Eighteen months ago, I met a man whom I didn’t believe existed, after I had been single for almost ten years. Following my 17-year marriage, I got back into the dating market after almost three years of emotional recovery, but I wasn’t impressed with what I found. In the next 9 years, I experienced two successful dating failures—with men who misrepresented their availability—and friend-zoned many others.

I’m an unusual woman—intellectual, principled, professional, not casually sexual, warm—and I knew the likelihood of finding a matching puzzle piece was slim. Most men worth catching were already happily married, I figured.

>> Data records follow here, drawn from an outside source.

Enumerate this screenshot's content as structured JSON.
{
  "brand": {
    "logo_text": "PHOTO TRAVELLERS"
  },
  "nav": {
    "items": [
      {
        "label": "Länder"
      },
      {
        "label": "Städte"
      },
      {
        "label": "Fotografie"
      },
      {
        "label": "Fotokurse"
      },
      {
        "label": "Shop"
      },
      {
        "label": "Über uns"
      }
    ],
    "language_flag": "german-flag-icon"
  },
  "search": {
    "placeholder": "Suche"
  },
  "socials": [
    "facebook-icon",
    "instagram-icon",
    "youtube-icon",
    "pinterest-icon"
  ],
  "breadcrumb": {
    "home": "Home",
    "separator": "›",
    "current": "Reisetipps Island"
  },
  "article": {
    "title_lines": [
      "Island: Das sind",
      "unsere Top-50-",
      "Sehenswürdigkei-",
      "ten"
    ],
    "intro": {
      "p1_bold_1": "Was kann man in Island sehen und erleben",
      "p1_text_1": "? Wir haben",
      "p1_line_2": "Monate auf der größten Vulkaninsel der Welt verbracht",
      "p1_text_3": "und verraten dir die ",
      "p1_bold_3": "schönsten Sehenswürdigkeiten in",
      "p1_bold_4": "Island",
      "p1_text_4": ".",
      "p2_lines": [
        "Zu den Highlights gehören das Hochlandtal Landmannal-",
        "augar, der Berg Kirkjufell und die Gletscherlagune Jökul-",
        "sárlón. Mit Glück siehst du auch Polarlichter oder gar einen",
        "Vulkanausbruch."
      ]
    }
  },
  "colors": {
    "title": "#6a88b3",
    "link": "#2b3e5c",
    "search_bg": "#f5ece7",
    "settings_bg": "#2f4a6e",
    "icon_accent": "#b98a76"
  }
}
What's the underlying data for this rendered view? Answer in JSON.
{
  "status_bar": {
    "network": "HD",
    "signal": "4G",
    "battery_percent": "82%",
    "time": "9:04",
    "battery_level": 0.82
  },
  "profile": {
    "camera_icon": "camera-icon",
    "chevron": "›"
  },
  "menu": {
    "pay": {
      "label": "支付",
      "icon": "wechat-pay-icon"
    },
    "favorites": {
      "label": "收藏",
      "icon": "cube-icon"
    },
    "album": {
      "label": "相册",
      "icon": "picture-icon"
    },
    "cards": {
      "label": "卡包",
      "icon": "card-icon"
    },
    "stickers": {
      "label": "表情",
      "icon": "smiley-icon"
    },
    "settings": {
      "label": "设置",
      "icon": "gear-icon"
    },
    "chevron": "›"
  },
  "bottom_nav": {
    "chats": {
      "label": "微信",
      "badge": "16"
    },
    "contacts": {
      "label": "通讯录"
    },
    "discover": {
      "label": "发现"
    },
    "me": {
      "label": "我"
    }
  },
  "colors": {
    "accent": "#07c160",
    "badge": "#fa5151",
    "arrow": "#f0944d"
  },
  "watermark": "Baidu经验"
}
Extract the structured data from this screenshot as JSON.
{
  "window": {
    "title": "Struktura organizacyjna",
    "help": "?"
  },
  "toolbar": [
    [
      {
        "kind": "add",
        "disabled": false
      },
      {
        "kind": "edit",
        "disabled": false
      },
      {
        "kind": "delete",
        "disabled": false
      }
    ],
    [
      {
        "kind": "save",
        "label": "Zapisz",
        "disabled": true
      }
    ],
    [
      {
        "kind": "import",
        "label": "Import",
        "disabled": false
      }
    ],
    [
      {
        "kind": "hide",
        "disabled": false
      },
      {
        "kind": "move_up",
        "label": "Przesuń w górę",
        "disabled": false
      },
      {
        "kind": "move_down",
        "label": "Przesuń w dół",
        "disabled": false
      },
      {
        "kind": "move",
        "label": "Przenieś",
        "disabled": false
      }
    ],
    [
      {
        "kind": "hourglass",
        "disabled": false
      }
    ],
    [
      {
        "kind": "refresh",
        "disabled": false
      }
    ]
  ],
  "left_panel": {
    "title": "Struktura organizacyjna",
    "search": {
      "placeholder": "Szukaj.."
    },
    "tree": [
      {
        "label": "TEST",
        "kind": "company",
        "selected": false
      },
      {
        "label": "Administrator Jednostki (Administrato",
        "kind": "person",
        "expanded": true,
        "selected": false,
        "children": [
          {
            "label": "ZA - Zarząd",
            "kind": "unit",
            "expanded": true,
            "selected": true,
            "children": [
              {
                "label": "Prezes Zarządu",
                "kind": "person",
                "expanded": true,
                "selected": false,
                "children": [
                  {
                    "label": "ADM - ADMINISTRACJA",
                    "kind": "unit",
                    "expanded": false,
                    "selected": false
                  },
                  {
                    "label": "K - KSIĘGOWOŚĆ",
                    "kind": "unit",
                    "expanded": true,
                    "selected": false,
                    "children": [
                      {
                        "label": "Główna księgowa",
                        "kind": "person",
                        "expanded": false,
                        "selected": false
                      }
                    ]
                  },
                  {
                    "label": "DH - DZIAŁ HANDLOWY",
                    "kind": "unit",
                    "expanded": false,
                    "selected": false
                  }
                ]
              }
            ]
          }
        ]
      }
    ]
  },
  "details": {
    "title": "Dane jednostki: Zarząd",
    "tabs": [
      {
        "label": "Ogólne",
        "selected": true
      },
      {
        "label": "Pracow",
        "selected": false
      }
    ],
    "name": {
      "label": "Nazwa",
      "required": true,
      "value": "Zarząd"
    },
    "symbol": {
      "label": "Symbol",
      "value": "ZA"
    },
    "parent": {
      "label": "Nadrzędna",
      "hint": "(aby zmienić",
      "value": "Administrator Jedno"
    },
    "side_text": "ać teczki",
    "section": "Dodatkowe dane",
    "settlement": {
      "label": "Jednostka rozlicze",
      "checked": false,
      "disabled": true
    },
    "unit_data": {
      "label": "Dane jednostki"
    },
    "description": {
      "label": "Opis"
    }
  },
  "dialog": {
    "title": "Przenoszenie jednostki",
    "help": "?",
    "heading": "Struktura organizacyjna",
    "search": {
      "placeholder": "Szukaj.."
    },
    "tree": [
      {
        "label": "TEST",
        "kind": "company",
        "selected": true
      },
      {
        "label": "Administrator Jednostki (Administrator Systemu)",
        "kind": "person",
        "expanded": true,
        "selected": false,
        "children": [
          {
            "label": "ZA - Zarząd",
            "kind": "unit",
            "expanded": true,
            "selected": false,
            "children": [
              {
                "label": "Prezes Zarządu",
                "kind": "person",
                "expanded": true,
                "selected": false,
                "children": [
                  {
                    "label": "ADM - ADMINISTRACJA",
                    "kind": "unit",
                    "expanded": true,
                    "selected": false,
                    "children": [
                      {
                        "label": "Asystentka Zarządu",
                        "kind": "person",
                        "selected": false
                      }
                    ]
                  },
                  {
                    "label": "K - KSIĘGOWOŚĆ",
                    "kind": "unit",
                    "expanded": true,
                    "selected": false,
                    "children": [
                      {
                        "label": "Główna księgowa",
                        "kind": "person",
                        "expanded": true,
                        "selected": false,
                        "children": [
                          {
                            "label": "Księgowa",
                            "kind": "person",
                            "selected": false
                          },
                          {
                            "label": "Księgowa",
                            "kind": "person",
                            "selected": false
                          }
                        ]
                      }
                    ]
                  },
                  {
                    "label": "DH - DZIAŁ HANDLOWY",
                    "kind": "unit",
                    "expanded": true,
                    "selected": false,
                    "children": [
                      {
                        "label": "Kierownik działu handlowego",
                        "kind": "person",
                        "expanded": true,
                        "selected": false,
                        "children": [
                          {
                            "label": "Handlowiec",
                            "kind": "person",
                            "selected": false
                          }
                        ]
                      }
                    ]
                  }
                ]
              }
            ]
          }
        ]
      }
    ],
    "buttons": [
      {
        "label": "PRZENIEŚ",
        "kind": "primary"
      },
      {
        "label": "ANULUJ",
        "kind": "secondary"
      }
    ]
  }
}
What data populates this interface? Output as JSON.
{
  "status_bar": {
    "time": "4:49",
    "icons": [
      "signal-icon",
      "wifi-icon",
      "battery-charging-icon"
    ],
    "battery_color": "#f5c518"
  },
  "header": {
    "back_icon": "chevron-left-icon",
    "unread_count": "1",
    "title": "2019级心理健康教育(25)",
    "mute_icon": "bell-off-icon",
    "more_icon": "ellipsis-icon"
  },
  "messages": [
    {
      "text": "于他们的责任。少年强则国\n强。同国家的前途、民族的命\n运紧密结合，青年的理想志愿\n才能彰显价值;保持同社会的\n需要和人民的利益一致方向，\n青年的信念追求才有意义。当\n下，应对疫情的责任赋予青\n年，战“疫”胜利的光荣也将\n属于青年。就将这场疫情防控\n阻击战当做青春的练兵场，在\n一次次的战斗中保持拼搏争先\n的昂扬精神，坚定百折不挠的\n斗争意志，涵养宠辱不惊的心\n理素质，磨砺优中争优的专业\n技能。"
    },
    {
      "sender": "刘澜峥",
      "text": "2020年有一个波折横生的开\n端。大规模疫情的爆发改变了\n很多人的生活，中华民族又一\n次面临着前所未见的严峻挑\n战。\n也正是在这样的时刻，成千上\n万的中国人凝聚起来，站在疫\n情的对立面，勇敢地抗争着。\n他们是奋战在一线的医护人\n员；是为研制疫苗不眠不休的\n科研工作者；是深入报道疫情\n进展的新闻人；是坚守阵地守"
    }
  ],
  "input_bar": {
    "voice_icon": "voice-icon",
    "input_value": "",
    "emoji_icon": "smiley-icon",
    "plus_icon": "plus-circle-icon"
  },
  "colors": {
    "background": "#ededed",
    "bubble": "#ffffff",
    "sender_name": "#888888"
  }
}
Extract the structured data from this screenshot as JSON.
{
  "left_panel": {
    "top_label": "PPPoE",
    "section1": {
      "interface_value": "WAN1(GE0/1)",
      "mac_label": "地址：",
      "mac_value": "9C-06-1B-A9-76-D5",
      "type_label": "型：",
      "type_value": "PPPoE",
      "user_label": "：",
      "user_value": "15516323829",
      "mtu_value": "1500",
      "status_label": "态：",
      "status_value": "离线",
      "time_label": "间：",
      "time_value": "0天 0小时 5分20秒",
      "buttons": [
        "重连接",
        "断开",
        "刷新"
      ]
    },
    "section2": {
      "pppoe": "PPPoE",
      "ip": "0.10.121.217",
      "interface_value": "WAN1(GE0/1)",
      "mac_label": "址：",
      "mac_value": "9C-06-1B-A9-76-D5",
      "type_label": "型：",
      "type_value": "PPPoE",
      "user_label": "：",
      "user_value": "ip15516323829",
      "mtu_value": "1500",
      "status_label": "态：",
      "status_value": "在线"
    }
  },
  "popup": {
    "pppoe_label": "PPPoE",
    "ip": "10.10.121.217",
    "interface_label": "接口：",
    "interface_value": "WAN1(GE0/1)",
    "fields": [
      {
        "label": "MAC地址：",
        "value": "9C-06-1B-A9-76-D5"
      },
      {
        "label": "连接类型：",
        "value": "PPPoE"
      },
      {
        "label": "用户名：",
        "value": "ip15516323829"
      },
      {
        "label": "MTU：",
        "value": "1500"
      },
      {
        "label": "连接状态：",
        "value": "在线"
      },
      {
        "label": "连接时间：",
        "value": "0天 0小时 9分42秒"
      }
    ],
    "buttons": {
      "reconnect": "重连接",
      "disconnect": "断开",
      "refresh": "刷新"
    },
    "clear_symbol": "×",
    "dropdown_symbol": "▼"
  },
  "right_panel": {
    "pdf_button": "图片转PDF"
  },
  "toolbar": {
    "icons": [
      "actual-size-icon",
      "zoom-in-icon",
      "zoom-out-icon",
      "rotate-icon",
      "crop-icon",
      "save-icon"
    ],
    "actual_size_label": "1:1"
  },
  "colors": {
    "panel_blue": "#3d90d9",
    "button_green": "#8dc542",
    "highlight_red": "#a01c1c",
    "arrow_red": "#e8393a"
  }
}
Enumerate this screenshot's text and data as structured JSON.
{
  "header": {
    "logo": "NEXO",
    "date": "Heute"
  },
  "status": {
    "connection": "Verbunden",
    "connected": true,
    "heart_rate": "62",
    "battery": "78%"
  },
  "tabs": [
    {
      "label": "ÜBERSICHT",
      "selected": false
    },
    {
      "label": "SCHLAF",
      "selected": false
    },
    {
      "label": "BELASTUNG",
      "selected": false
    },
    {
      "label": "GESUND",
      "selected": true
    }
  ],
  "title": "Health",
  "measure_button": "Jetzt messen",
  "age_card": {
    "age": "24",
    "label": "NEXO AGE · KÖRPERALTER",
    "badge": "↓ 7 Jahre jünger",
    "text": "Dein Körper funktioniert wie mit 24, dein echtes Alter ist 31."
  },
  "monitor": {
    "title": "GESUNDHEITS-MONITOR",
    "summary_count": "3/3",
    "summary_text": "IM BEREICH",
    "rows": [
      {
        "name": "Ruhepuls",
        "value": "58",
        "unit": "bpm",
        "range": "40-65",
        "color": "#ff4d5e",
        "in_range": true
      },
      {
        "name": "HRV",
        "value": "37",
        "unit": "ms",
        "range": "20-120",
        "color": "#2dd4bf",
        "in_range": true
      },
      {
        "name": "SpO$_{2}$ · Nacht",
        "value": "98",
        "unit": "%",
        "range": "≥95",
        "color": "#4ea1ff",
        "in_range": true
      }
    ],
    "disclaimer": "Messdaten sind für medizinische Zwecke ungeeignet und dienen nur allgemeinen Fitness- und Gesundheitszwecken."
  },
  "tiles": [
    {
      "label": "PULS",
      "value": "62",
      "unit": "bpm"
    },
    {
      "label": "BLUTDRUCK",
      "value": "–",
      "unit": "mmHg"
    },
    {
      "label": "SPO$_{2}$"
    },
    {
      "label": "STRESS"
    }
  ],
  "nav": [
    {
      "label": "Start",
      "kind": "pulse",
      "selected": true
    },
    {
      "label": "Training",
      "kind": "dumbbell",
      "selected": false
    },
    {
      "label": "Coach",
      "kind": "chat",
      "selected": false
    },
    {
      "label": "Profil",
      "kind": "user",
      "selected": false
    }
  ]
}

Then I met Brad—an intellectual equal who also featured the unusual quality of being interested in understanding relationships. The intellectual stimulation and the relentless romantic pursuit were intoxicating and irresistible.

As I got to know Brad, I learned that his last 20 years had featured two long-term relationships that had ended in financial devastation for him. From his perspective, the law favors women, and women are taking advantage of every loop in the law, exploiting the proclivity of men to protect and provide for women.

I, on the other hand, had taken the financial hit myself when my husband and I divorced, and if there was a law I could have exploited, I wouldn’t have been motivated to find it. Instead, I wanted to end the relationship as amicably as possible, with no hard feelings on either side. So I was hurt that Brad would think that women these days are as dishonorable as he said the structure allows them to be.

He posited that the failure to thrive that we’re seeing in Western males these days is a direct result of the speed with which women have entered the public sphere. This ascendancy has left many men lost, he says, particularly those who find it repulsive to compete with women, and who still carry what he calls, the male “biological directive” to provide for and protect his wife and children.

If he speaks for men, even some men, the Feminist Revolution may be responsible for some unintended consequences. In 1963, Betty Friedan published The Feminine Mystique, describing a “problem that had no name”—namely the malaise of many educated women who were married with children and material comforts but who were unhappy.

Since then, we’ve fought our way out from under the status quo of the ages, making room for ourselves in the public arena as well as on the home front. Good for us. I’m indebted to the women who have made it possible for a girl like me, who grew up in a cult that subjugated women, to have meaningful work in the public sphere.

But I’m wondering… Have we done this in a way that has subjected our male counterparts to some of the same conditions that fueled our own revolt? Have we created another “problem that has no name”—a masculine malaise that is contributing to the increasing failure of men to thrive?

If so, I believe it would be honorable and right to address these injustices and repair them, no matter how inadvertent they’ve been, so that we can move to our next level of human evolution together as equals: men and women working side by side to make a better world.

So, men, I’d like to hear from you. What has your experience been as the Western woman has been moving steadily into the public sphere over the past 50 years? In what ways has the Feminist Revolution impacted you, for better or worse? What would you like to see done to right any injustices you’ve experienced at the hands of women? What do you hope for the future of women? And what does it mean to you to be a man these days?